When Tolerating Rheumatoid Arthritis Pain Creates Pain
Living in pain has been my reality since I was two years old when I was first diagnosed with juvenile rheumatoid arthritis. It has been a state of being, instead of an aberrant event that interrupts my life.
Tolerating severe pain
When I was young, pain wasn’t the fifth vital sign in medicine so it wasn’t talked about much. Grinning and bearing it seemed to be the best way to go through life, so that’s what I did.
It wasn’t until I was in my thirties and experiencing the worst pain of my life that a doctor opened up a conversation around it. That conversation ended in me taking an opioid for about a year at night until I got to the point that I could get four hours of uninterrupted sleep.
My sleep was severely impacted
I always told myself that as long as I wasn’t holding back tears and wanting to scream, that I could deal with it on my own. It took years to realize that I was wrong.
Recently, I got a watch that tracks my sleep. I expected to see that my sleep was less efficient than it should be given the level of my pain, but I was aghast when I found out that I was lucky to get an hour of deep sleep. My average was ten minutes when, on average, people need one to two hours of this type of sleep. Deep sleep is necessary for the body to repair the damage done every day.

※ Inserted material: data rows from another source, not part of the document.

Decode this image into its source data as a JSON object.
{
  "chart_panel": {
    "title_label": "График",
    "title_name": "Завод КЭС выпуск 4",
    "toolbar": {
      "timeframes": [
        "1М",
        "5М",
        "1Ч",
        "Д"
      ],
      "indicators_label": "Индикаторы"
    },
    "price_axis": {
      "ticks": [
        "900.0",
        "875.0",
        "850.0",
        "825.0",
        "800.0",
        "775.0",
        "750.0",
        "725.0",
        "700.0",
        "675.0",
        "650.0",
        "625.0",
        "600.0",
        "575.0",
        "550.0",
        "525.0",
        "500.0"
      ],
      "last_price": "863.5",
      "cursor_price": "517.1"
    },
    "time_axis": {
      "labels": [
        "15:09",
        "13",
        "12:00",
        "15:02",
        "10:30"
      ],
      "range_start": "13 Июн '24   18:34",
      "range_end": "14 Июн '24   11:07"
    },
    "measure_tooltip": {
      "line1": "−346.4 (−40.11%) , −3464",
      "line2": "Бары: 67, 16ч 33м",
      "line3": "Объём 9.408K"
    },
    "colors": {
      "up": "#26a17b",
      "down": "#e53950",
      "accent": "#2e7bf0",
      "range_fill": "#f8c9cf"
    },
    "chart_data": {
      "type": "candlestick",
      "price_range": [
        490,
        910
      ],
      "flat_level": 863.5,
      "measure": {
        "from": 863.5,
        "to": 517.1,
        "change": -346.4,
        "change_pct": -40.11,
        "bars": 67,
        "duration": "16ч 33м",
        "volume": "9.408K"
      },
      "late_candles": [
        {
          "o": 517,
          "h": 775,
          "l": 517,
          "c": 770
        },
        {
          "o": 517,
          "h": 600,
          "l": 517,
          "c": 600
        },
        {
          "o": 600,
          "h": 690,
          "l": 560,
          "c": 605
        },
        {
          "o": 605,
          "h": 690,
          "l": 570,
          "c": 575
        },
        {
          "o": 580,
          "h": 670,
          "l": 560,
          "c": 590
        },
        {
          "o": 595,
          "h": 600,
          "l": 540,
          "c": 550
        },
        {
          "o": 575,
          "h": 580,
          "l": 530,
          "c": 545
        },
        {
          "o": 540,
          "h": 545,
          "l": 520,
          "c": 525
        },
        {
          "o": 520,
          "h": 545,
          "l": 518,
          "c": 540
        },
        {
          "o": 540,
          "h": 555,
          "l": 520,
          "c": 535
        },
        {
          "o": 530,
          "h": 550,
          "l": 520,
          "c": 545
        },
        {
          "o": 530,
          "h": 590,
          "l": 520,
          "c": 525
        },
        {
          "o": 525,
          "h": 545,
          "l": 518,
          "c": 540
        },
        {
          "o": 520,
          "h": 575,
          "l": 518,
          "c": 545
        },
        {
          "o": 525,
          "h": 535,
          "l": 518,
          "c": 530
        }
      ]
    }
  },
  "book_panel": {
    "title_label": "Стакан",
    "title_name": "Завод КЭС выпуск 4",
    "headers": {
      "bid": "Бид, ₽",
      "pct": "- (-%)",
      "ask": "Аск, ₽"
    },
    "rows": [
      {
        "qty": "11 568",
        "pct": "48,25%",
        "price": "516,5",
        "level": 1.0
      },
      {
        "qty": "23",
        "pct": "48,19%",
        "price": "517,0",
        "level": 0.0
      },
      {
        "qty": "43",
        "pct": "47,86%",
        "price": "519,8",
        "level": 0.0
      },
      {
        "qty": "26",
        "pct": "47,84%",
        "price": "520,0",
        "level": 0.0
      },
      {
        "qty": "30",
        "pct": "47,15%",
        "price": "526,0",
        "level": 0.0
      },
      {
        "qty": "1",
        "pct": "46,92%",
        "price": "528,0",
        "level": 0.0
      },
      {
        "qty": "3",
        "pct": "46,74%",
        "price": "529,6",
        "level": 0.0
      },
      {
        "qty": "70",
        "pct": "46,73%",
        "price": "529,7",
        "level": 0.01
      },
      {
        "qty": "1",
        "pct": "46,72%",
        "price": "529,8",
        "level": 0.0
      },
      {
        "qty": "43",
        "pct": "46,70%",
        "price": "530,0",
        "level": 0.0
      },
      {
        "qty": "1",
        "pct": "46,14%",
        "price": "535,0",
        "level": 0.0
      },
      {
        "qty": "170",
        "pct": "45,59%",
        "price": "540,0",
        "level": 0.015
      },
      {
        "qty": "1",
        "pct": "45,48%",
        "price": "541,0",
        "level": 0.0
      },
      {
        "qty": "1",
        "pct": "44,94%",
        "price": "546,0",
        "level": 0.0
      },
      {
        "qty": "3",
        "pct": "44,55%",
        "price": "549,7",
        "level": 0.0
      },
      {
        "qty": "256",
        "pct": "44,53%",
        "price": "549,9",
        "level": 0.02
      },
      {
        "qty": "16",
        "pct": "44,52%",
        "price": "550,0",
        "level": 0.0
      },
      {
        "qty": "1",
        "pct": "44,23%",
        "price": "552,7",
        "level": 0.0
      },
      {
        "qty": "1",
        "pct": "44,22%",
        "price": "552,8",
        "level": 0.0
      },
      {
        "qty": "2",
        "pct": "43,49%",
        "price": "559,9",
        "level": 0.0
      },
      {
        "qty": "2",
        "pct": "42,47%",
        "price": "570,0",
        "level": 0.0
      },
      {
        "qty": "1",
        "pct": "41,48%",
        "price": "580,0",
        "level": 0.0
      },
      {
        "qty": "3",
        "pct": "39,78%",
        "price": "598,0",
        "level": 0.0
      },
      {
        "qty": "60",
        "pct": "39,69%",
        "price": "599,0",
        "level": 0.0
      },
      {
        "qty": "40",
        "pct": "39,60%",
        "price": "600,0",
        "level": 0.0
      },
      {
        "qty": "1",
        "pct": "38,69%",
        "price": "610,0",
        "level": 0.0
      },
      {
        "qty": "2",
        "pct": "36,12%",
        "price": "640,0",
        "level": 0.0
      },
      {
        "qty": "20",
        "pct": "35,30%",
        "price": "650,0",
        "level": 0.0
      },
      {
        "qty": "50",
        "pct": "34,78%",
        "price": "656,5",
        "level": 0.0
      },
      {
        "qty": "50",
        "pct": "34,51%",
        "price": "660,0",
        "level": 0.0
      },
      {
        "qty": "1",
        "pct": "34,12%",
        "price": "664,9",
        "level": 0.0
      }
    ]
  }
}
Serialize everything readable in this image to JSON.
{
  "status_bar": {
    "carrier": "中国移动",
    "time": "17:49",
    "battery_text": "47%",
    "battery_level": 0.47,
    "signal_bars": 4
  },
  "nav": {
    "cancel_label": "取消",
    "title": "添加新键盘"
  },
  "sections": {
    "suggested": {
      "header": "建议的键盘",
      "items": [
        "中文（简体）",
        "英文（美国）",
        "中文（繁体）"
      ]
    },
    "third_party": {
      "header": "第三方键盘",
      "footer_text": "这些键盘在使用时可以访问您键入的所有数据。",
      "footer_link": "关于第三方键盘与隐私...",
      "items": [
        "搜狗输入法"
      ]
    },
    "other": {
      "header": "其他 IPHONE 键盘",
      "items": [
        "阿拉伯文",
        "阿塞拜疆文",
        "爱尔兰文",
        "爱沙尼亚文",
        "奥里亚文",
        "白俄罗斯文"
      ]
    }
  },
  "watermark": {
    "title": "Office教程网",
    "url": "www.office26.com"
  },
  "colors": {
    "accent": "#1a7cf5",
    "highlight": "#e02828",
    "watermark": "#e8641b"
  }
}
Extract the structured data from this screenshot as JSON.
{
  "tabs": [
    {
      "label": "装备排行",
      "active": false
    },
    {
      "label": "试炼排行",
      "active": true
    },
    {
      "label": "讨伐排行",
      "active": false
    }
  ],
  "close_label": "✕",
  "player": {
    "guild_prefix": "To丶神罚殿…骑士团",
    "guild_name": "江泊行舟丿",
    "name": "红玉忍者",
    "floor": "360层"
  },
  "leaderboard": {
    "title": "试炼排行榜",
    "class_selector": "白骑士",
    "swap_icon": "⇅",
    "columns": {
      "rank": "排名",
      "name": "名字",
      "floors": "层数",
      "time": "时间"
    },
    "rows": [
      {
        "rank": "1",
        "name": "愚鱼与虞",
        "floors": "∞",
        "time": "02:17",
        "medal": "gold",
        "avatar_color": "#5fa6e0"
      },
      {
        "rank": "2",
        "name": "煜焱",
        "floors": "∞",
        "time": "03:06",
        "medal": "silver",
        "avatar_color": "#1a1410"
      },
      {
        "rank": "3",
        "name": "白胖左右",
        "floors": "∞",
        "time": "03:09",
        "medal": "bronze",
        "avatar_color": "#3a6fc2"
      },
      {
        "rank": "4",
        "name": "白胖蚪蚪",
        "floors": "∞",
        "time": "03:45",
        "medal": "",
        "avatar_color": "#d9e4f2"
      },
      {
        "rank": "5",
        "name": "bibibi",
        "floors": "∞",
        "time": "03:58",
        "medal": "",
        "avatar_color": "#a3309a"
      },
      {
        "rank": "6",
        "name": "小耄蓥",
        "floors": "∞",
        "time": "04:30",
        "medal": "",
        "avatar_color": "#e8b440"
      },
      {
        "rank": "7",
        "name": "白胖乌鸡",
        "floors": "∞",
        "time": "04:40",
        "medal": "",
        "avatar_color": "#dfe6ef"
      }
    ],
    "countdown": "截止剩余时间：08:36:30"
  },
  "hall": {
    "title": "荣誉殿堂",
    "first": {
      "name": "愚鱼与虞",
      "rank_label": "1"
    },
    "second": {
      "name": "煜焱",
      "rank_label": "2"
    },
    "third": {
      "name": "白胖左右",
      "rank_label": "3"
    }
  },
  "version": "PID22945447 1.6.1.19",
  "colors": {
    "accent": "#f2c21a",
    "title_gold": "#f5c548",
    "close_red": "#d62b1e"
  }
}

And with inflammation, deep sleep is vitally important.
It made me really think about my pain and what it has been doing to me all these years. It also made me understand why, when I started seeing a new rheumatologist five years ago, she told me I had chronic pain syndrome, something I’d never heard of.
What has pain done to me all these years?
At the time, I just shrugged my shoulders and didn’t think too much about it, but now I’m realizing that this new distinction made sense. Decades of being in severe pain change the nervous system, and makes it easier for the body to feel pain.
The reason is that our bodies are constantly changing in response to our internal and external environment and, when that environment is constant immune reactivity, the body gets good at triggering pain signals, compounding the pain. It’s a vicious cycle and one that is very hard to counteract when you live with chronic inflammation.
So now I’m living with a reality I never expected. Being so stoic helped in some ways - I wasn’t left out as much, but in other ways, I was unwittingly training my body to create pain, and now my sleep is reflecting the bigger issues that come with this.
Prioritize lowering my pain levels
So now, I prioritize bringing my pain levels down every day instead of grinning and bearing it.
Medication is only one part of this, most of the things I do involve exercise and rest, and modalities like heat and cold. I know that over time this will help retrain my body to relax more, and this will help my pain. It’s a never-ending dance, but like many things RA, a dance many of us do together.
On a scale of 1(low) to 5(high), how difficult is it for you to talk about having RA?